Chewy, the pet retailer who has dedicated themselves to supporting shelters and rescues throughout the country, recognized the important work of a couple in Tampa, FL who have been taking professional photos of shelter pets to help get them adopted.

"If it's a photo of a scared animal, most people, subconsciously or even consciously, are going to skip over it," pet photographer Adam Goldberg says. "They can't visualize that dog in their home."

Adam realized the importance of quality shelter photos while working as a social media specialist for the Humane Society of Broward County in Fort Lauderdale, Florida.

"The photos were taken top-down so you couldn't see the size of the pet, and the flash would create these red eyes," he recalls. "Sometimes [volunteers] would shoot the photos through the chain-link fences."

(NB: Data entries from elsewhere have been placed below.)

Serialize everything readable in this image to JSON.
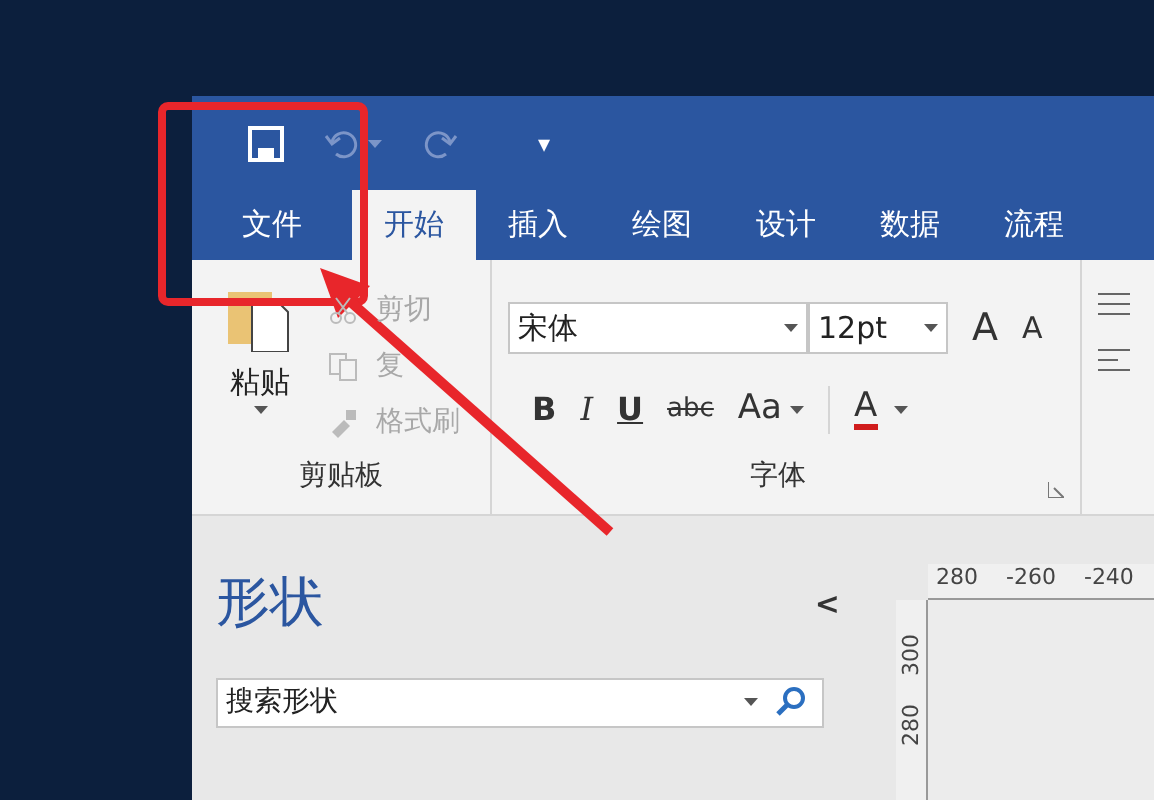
{
  "quick_access": {
    "customize": "▾"
  },
  "tabs": [
    {
      "label": "文件",
      "selected": false
    },
    {
      "label": "开始",
      "selected": true
    },
    {
      "label": "插入",
      "selected": false
    },
    {
      "label": "绘图",
      "selected": false
    },
    {
      "label": "设计",
      "selected": false
    },
    {
      "label": "数据",
      "selected": false
    },
    {
      "label": "流程",
      "selected": false
    }
  ],
  "clipboard": {
    "paste": "粘贴",
    "items": [
      {
        "label": "剪切",
        "kind": "cut",
        "disabled": true
      },
      {
        "label": "复",
        "kind": "copy",
        "disabled": true
      },
      {
        "label": "格式刷",
        "kind": "painter",
        "disabled": true
      }
    ],
    "group_label": "剪贴板"
  },
  "font": {
    "font_name": "宋体",
    "font_size": "12pt",
    "grow": "A",
    "shrink": "A",
    "format_buttons": [
      {
        "label": "B",
        "kind": "bold"
      },
      {
        "label": "I",
        "kind": "italic"
      },
      {
        "label": "U",
        "kind": "underline"
      },
      {
        "label": "abc",
        "kind": "strike"
      },
      {
        "label": "Aa",
        "kind": "case"
      }
    ],
    "font_color": {
      "label": "A",
      "color": "#d01c1c"
    },
    "group_label": "字体"
  },
  "shapes_pane": {
    "title": "形状",
    "collapse": "<",
    "search_placeholder": "搜索形状"
  },
  "ruler": {
    "horizontal": [
      "280",
      "-260",
      "-240"
    ],
    "vertical": [
      "300",
      "280"
    ]
  }
}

That's why Adam and his wife, Mary, have spent much of their free time over the past five years photographing over 1,200 shelter animals to show off their unique personalities to potential adoptive families. The Goldbergs' wonderful work was recently profiled by Chewy in the video above entitled, "A Day in the Life of a Shelter Pet Photographer."